Monday, March 23, 2009

"He has mapped the coordinates of the city firmly in his mind," or, Pickwick Week continues!

{Photos by rocketlass.}

One of the most interesting aspects of The Pickwick Papers, for a reader who comes to it with the whole of Dickens before him, is the bits of later Dickens that we see in this, his earliest extended production. An interpolated tale of a heartless sexton, for example, is a first assay of the idea that would blossom into A Christmas Carol, while Mr. Pickwick's sojourn in the Fleet Prison offers the first real hint that Dickens's agenda might extend beyond entertainment.

But what I find most fascinating is how attuned Dickens already is to the reality of the city--and how its bustle and excitement are markers of its most salient characteristic, constant change.

Here, in the opening of Chapter 10, he reflects on the losses necessarily entailed by that change:
There are in London several old inns, once the head quarters of celebrated coaches in the days when coaches performed their journeys in a graver and more solemn manner than they do in these times; but which have now degenerated into little more than the abiding and booking places of country wagons. The reader would look in vain for any of these ancient hostelries, among the Golden Crosses and Bulls and Mouths, which rear their stately fronts in the improved streets of London. If he would light upon any of these old places, he must direct his steps to the obscurer quarters of the town; and there in some scluded nooks he will find several, still standing with a kind of gloomy sturdiness, amidst the modern innovations which surround them.
The nostalgia seems awfully rich for a twenty-four-year-old, who could not have known the coaching inns for long (though now that I think about it, I suppose I tended more towards unearned nostalgia at that age than Ido these days--I hope!).

As Robert Alter notes in Imagined Cities: Urban Experience and the Language of the Novel (2005), from which the title of this post is taken, Dickens
was, as many testimonies by his contemporaries suggest, a passionate Londoner. All his life, he loved exploring London's nooks and crannies, usually on foot, undeterred by the filth and stench and threat of disease of its slums, and he could amaze his friends with his minute knowledge of its most obscure neighborhoods and byways.
But what lover of the secret and obscure areas of a city, no matter how much he understands that their prized obscurity is a result of their obsolescence, doesn't at the same time risk falling victim to nostalgia, hating the change whose earlier expression resulted in the very places whose eventual loss he stands ready to deplore?

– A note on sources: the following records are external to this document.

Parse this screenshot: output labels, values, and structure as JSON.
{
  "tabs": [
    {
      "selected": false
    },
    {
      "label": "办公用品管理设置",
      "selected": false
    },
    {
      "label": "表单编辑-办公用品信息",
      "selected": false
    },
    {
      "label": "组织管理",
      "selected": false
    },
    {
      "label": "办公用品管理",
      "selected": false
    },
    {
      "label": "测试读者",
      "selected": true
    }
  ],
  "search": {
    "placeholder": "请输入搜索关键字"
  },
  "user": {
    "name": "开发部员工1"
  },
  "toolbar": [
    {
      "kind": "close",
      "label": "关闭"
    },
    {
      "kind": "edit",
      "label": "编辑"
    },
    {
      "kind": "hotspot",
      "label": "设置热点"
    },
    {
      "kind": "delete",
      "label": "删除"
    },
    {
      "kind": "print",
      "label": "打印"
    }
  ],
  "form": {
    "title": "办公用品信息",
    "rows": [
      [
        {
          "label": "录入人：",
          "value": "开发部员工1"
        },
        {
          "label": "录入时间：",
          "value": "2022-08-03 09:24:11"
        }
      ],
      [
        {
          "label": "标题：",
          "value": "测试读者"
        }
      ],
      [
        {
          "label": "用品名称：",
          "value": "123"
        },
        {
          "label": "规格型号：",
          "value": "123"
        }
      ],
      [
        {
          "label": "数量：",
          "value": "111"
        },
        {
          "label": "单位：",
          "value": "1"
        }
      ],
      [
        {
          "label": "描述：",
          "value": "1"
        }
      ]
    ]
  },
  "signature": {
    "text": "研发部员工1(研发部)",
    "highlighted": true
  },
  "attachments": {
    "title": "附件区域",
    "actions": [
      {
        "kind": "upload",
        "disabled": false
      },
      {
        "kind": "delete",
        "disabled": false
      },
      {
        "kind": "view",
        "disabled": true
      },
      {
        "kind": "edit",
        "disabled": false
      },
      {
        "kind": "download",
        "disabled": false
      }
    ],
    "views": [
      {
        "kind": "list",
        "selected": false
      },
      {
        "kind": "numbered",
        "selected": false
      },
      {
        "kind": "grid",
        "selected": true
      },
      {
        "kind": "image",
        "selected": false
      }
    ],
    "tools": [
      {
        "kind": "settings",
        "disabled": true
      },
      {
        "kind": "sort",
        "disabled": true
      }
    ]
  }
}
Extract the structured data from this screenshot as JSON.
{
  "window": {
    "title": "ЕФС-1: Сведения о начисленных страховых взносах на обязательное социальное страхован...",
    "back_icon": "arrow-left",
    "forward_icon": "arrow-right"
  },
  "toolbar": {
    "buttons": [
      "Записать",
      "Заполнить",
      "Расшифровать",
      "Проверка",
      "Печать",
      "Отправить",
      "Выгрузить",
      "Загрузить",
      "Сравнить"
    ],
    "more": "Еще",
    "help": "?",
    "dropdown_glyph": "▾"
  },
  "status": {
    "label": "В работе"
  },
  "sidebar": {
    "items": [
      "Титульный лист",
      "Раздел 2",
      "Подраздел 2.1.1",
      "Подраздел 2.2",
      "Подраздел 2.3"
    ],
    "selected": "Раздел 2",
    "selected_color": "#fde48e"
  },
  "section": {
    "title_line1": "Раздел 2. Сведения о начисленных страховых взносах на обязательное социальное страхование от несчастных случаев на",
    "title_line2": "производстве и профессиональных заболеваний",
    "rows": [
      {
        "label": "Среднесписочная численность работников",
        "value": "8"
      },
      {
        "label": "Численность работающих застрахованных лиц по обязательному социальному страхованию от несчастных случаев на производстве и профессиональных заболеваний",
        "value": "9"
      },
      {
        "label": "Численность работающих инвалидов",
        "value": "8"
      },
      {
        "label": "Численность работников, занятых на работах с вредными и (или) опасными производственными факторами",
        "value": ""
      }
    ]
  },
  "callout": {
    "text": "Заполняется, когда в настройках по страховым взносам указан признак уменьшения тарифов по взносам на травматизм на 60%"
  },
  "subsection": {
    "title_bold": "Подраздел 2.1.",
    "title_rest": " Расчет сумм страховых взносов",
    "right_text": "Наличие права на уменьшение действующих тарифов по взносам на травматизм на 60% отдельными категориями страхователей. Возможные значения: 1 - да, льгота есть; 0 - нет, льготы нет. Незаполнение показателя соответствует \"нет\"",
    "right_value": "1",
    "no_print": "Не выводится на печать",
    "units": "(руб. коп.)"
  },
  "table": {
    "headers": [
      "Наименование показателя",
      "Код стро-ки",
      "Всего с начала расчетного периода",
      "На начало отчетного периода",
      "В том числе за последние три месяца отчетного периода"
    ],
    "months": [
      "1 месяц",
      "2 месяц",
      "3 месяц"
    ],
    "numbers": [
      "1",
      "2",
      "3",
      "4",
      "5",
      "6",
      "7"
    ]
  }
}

For even as Dickens grasped, as well as any other novelist before or since, the incredible generative powers of the city--the possibilities of serendipity, boundary-crossing, and surprise among them--he railed against its disruptions and destructions. Pickwick is a novel of coaches and relative quiet, even in its London scenes; by the time of Dombey and Son, we are in the railroad era, when whole neighborhoods are being destroyed, and whole ways of life with them. I don't really mean to find fault with Dickens here--the coming of the railroads does seem to have been truly horrible, whatever its overall benefits. It's more that I'm surprised at his awareness already, at such a young age, that he is in the midst of perpetual change, and that one of his duties as a novelist will be to take note and preserve. At his best, his response to that is righteous anger; at his worst, it's cloying sentiment.

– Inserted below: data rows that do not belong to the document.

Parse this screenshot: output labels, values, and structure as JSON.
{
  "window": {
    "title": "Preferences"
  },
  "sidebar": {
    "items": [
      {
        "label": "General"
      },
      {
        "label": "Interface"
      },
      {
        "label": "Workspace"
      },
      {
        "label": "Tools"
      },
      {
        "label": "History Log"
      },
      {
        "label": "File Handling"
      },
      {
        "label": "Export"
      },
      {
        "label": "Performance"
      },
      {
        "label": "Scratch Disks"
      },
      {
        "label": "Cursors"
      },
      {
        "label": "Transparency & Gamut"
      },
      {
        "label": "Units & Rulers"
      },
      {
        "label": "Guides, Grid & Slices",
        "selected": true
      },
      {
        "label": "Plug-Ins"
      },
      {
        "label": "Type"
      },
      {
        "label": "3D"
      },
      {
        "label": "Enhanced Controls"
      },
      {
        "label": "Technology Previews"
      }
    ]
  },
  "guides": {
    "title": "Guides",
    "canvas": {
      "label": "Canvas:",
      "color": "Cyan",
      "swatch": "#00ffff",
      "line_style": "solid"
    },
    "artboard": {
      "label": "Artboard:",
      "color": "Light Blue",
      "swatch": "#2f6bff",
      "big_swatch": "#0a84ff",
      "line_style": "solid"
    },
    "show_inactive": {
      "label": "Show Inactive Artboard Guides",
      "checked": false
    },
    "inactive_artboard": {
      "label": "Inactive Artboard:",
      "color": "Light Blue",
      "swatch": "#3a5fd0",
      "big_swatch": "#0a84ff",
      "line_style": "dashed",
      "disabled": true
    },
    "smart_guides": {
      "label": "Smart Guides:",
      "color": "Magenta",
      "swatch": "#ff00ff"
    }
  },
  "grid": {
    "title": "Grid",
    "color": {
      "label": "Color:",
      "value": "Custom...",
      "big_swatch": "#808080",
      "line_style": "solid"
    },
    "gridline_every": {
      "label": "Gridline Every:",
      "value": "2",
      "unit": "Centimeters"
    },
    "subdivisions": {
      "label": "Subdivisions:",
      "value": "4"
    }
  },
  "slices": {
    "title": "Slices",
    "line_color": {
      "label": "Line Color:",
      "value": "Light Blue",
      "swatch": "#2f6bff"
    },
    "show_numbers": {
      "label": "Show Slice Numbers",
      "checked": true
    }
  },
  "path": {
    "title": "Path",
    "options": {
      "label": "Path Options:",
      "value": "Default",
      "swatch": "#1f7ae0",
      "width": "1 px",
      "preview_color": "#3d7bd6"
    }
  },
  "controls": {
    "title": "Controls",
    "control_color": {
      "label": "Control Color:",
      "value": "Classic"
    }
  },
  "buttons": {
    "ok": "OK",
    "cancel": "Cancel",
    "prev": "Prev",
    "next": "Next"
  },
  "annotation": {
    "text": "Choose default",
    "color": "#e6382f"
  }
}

The ultimate recourse for Dickens, time and again, was to family, and to small groups bound, not by ties of commerce or tradition--for those were perpetually liable to external breakage--but by friendship, loyalty, and love. As Franco Moretti explains in his Atlas of the European Novel, 1800-1900 (1998),
It is a further instance of the tentative, contradictory path followed by urban novels: as London's random and unrelated enclaves increase the "noise," the dissonance, the complexity of the plot--the family romance tries to reduce it, turning London into a coherent whole.
It is in the teeming drama of the city that the individual can find his destiny, but it is by the fireside, surrounded by loved ones, that he can find his home. In that, too, Dickens was prescient: what is the Pickwick Club if not a forerunner of the much-discussed "urban tribes" formed by relative newcomers to the contemporary city who, lacking either the obligations or the guidance of family or tradition, render the vastness of the city manageable by reimagining it as a small network of trusted friends?

1 comment:

  1. Thank you for your postings on Dickens which I have enjoyed reading. Your adventures with Dickens remind me of my own quirk when reading his work (and others like his that are so bound up in specific locales): Though I cannot wander the streets looking for the settings, I succumb to my weakness for maps, and I seek out as many locales as I can as I go about my two-dimensional, vicarious wanderings. With novel in one hand and an atlas in another hand, I slow down and savor (albeit imaginatively) the settings. Were I living in London and reading Dickens, it would take me forever to finish any of the books because I would be constantly traveling from one place to another.